About 20,000 fishermen and woodcutters of the Sundarbans have been living a measurable life for the last three months due to the extension of its wildlife sanctuary at Sharonkhola range ‘without making any rehabilitation plan’ for those who depend on the forest for their livelihood.
As the Forest and Environment Ministry designated 73 percent of Sharonkhola range of the Sundarbans as wildlife sanctuary, many fishermen have turned unemployed as they cannot enter the forest for fishing.
Al Amin, a fisherman from Charpara village of the upazila, said, “I had been earning my living from fishing in the Sundarbans since my 15 years of age. I had to take loan from mohajon (money lenders) as I couldn’t go for fishing in the forest for the last three months. Now the money lenders are forcing me to return their money…I don’t know how I’ll repay it.”
Another fisherman, Mamun, said now fishermen have access to 27 percent of the Sharonkhola range where only 200 to 300 fishermen can go for fishing.

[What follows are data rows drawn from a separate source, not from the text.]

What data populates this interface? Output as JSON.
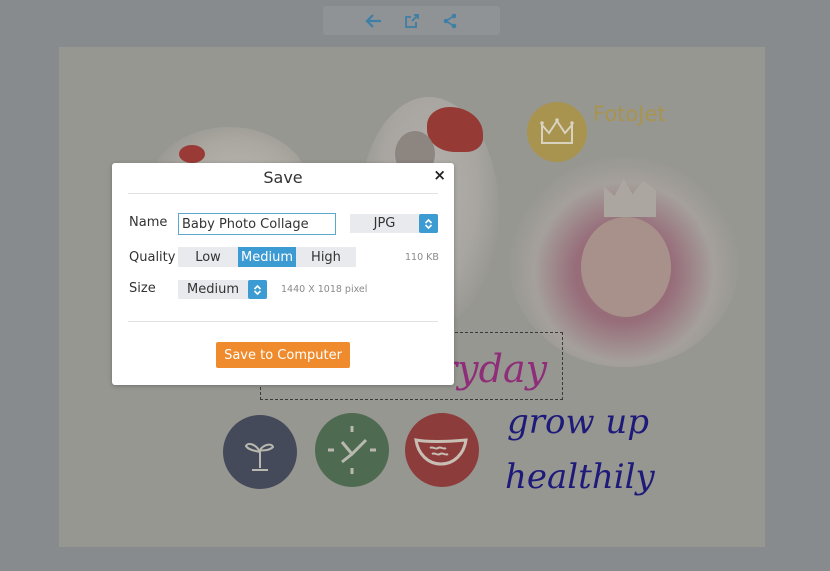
{
  "toolbar": {
    "buttons": [
      {
        "icon": "arrow-left-icon",
        "label": "Back"
      },
      {
        "icon": "open-external-icon",
        "label": "Open"
      },
      {
        "icon": "share-icon",
        "label": "Share"
      }
    ],
    "icon_color": "#3d7fa6"
  },
  "canvas": {
    "logo_text": "FotoJet",
    "text_everyday": "ryday",
    "text_line1": "grow up",
    "text_line2": "healthily",
    "badges": [
      "sprout-icon",
      "clock-icon",
      "fish-bowl-icon"
    ]
  },
  "dialog": {
    "title": "Save",
    "close_label": "×",
    "name_label": "Name",
    "name_value": "Baby Photo Collage",
    "format_value": "JPG",
    "quality_label": "Quality",
    "quality_options": [
      "Low",
      "Medium",
      "High"
    ],
    "quality_selected": "Medium",
    "file_size": "110 KB",
    "size_label": "Size",
    "size_value": "Medium",
    "dimensions": "1440 X 1018 pixel",
    "save_button": "Save to Computer"
  },
  "colors": {
    "accent_blue": "#3d9bd4",
    "save_orange": "#ef8b2c",
    "overlay": "#878b8d"
  }
}
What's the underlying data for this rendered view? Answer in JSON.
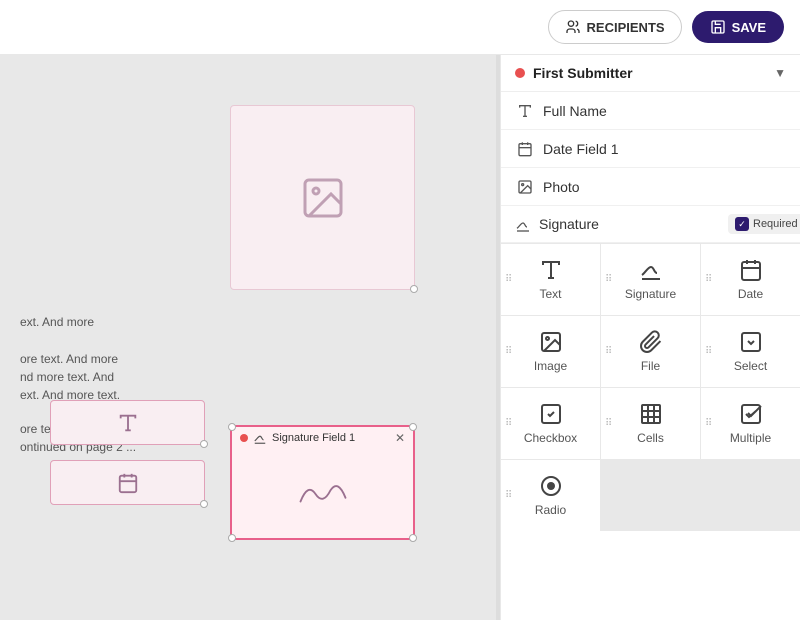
{
  "header": {
    "recipients_label": "RECIPIENTS",
    "save_label": "SAVE"
  },
  "submitter": {
    "label": "First Submitter"
  },
  "fields": [
    {
      "icon": "text-icon",
      "label": "Full Name"
    },
    {
      "icon": "date-icon",
      "label": "Date Field 1"
    },
    {
      "icon": "photo-icon",
      "label": "Photo"
    }
  ],
  "signature_field": {
    "label": "Signature",
    "required_label": "Required"
  },
  "field_types": [
    {
      "icon": "text-type-icon",
      "label": "Text"
    },
    {
      "icon": "signature-type-icon",
      "label": "Signature"
    },
    {
      "icon": "date-type-icon",
      "label": "Date"
    },
    {
      "icon": "image-type-icon",
      "label": "Image"
    },
    {
      "icon": "file-type-icon",
      "label": "File"
    },
    {
      "icon": "select-type-icon",
      "label": "Select"
    },
    {
      "icon": "checkbox-type-icon",
      "label": "Checkbox"
    },
    {
      "icon": "cells-type-icon",
      "label": "Cells"
    },
    {
      "icon": "multiple-type-icon",
      "label": "Multiple"
    },
    {
      "icon": "radio-type-icon",
      "label": "Radio"
    }
  ],
  "canvas": {
    "text1": "ext. And more",
    "text2_line1": "ore text. And more",
    "text2_line2": "nd more text. And",
    "text2_line3": "ext. And more text.",
    "text3_line1": "ore text. And more",
    "text3_line2": "ontinued on page 2 ...",
    "signature_field_label": "Signature Field 1"
  }
}
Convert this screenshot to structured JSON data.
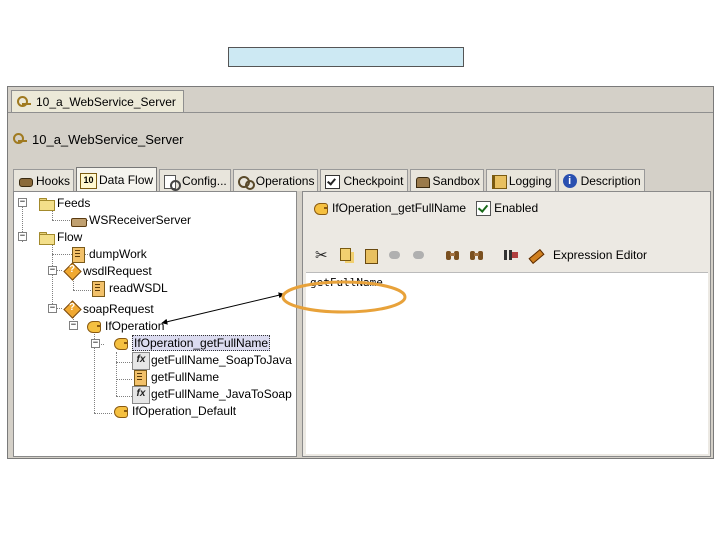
{
  "window": {
    "doc_tab_label": "10_a_WebService_Server",
    "title": "10_a_WebService_Server"
  },
  "tabs": [
    {
      "label": "Hooks",
      "icon": "hook-icon"
    },
    {
      "label": "Data Flow",
      "icon": "dataflow-icon",
      "active": true
    },
    {
      "label": "Config...",
      "icon": "config-icon"
    },
    {
      "label": "Operations",
      "icon": "operations-icon"
    },
    {
      "label": "Checkpoint",
      "icon": "checkpoint-icon"
    },
    {
      "label": "Sandbox",
      "icon": "sandbox-icon"
    },
    {
      "label": "Logging",
      "icon": "logging-icon"
    },
    {
      "label": "Description",
      "icon": "info-icon"
    }
  ],
  "tree": {
    "feeds": "Feeds",
    "ws_receiver_server": "WSReceiverServer",
    "flow": "Flow",
    "dump_work": "dumpWork",
    "wsdl_request": "wsdlRequest",
    "read_wsdl": "readWSDL",
    "soap_request": "soapRequest",
    "if_operation": "IfOperation",
    "if_operation_get_full_name": "IfOperation_getFullName",
    "get_full_name_soap_to_java": "getFullName_SoapToJava",
    "get_full_name": "getFullName",
    "get_full_name_java_to_soap": "getFullName_JavaToSoap",
    "if_operation_default": "IfOperation_Default"
  },
  "detail": {
    "node_name": "IfOperation_getFullName",
    "enabled_label": "Enabled",
    "enabled": true,
    "expression_editor_label": "Expression Editor",
    "code": "getFullName"
  },
  "colors": {
    "highlight_ring": "#e8a23a",
    "top_bar": "#cde9f3",
    "window_bg": "#d4d0c8"
  }
}
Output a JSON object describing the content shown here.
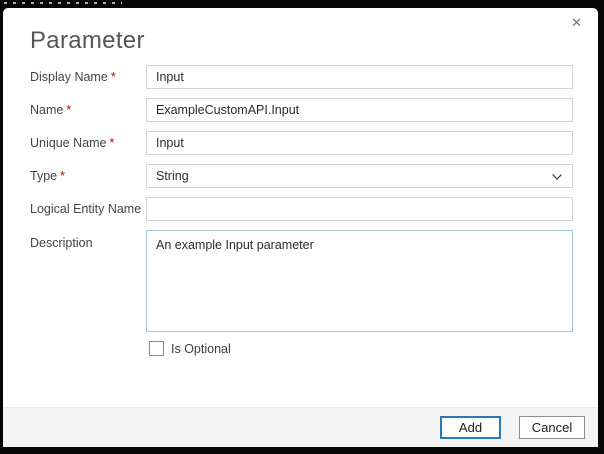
{
  "dialog": {
    "title": "Parameter",
    "close_icon": "✕",
    "required_marker": "*"
  },
  "fields": [
    {
      "label": "Display Name",
      "required": "*",
      "value": "Input",
      "type": "text"
    },
    {
      "label": "Name",
      "required": "*",
      "value": "ExampleCustomAPI.Input",
      "type": "text"
    },
    {
      "label": "Unique Name",
      "required": "*",
      "value": "Input",
      "type": "text"
    },
    {
      "label": "Type",
      "required": "*",
      "value": "String",
      "type": "select"
    },
    {
      "label": "Logical Entity Name",
      "value": "",
      "type": "text"
    },
    {
      "label": "Description",
      "value": "An example Input parameter",
      "type": "textarea"
    }
  ],
  "optional_checkbox": {
    "label": "Is Optional",
    "checked": false
  },
  "buttons": {
    "add": "Add",
    "cancel": "Cancel"
  },
  "colors": {
    "accent_blue": "#2779bf",
    "textarea_border_blue": "#a5c7dc",
    "required_red": "#cc0000",
    "footer_bg": "#f4f4f4",
    "frame_black": "#060606"
  }
}
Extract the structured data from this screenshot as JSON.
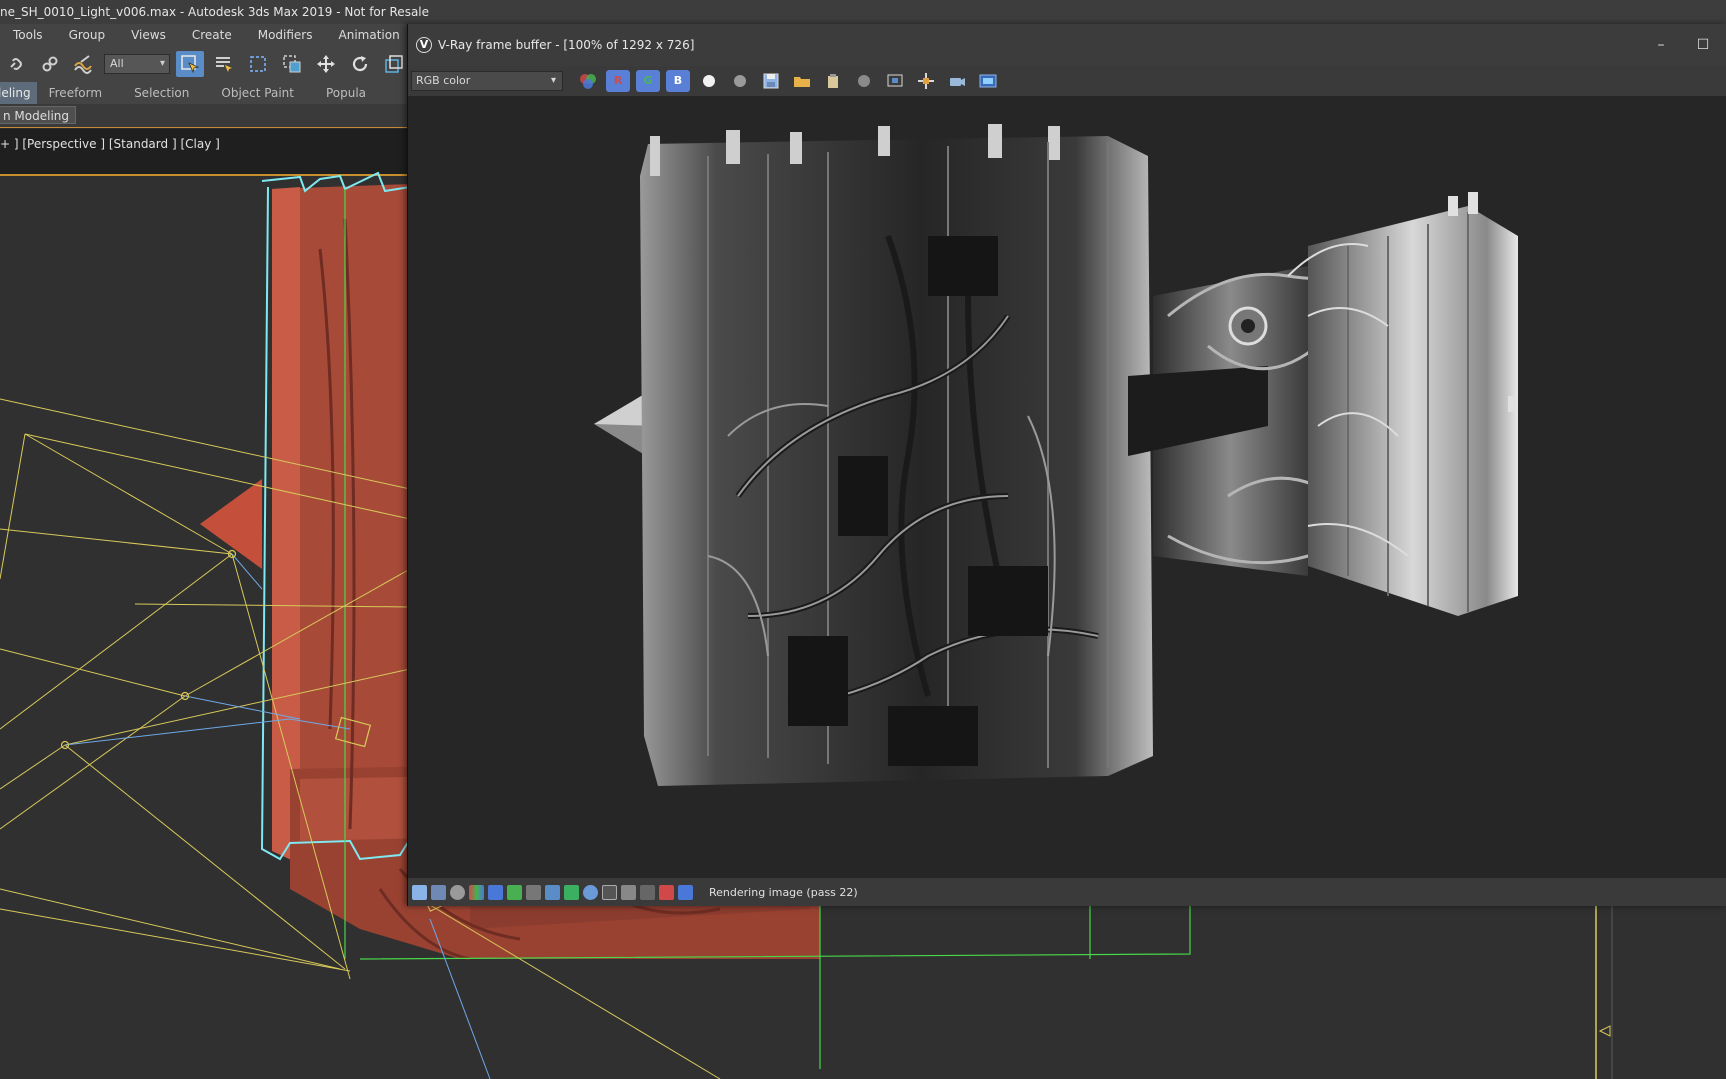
{
  "max_window": {
    "title": "ne_SH_0010_Light_v006.max - Autodesk 3ds Max 2019 - Not for Resale",
    "menu": [
      "Tools",
      "Group",
      "Views",
      "Create",
      "Modifiers",
      "Animation"
    ],
    "selection_filter": "All",
    "ribbon_tabs": [
      "leling",
      "Freeform",
      "Selection",
      "Object Paint",
      "Popula"
    ],
    "ribbon_sub_button": "n Modeling",
    "viewport_label": "+ ] [Perspective ] [Standard ] [Clay ]",
    "toolbar_icons": [
      "link-icon",
      "unlink-icon",
      "bind-spacewarp-icon",
      "select-object-icon",
      "select-by-name-icon",
      "rectangle-selection-icon",
      "window-crossing-icon",
      "move-icon",
      "rotate-icon",
      "scale-icon"
    ]
  },
  "vfb": {
    "title": "V-Ray frame buffer - [100% of 1292 x 726]",
    "channel": "RGB color",
    "channel_buttons": [
      "R",
      "G",
      "B"
    ],
    "status": "Rendering image (pass 22)",
    "window_controls": [
      "minimize",
      "maximize"
    ],
    "toolbar_icons": [
      "color-channels-icon",
      "white-circle-icon",
      "grey-circle-icon",
      "save-icon",
      "open-folder-icon",
      "clear-icon",
      "stop-circle-icon",
      "region-render-icon",
      "track-mouse-icon",
      "camera-icon",
      "lens-effects-icon"
    ]
  },
  "colors": {
    "max_bg": "#303030",
    "selection_outline": "#7fe8f0",
    "engine_clay": "#b3503e",
    "helper_lines": "#d8c95a",
    "accent_blue": "#5a8cc8"
  }
}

As a result, the rest of the fishermen have lost their work, and are living in misery.
“After the sanctuary was declared, I went to Chattogram to earn living but had to return after working as a day-labourer for a week,” he said alleging that as schoolteachers there refused to enroll his children as they were not permanent residents there.
Jalal Molla, a fish trader of Sharonkhali market, said they need to provide loans to fishermen to send them for fishing in the forest, but now the business got stopped.
Bachchu Munshi, a ward member of Southkhali Union Parishad, told UNB that if the situation does not change many fishermen of the region will be forced to leave their village to find alternative works.
Contacted, Divisional Forest Officer (DFO) of the Sundarbans East Forest Zone Md Mahmudul Hasan said a Tk-406 crore project is coming soon to protect the Sundarbans and for those who have turned unemployed due to the extension of the sanctuary.
Under the project, Tk 250 crore will be spent on rehabilitation of the unemployed people under a five-year livelihood development programme, the DFO added expressing his hope that the unemployed fishermen will get out of the crisis soon.
In July 2017, the government issued a new notification on expansion of the sanctuary areas in different parts of the Sundarbans. With this notification, another 178,260 hectares of land were added to the existing sanctuary, giving half of Bangladesh’s Sundarbans a sanctuary status.
Of the additional 178260 hectares of sanctuary, 91,693 hectares are under Sundarbans East division in Sarankhola; 38,339 hectares under Sundarbans South division in Khulna; and 48,216 hectares under Sundarbans West division in Satkhira, said sources at the Forest Department.
The government has banned the collection of forest resources from the sanctuary areas, aiming to help increase the biodiversity of the forest, including the wildlife and trees.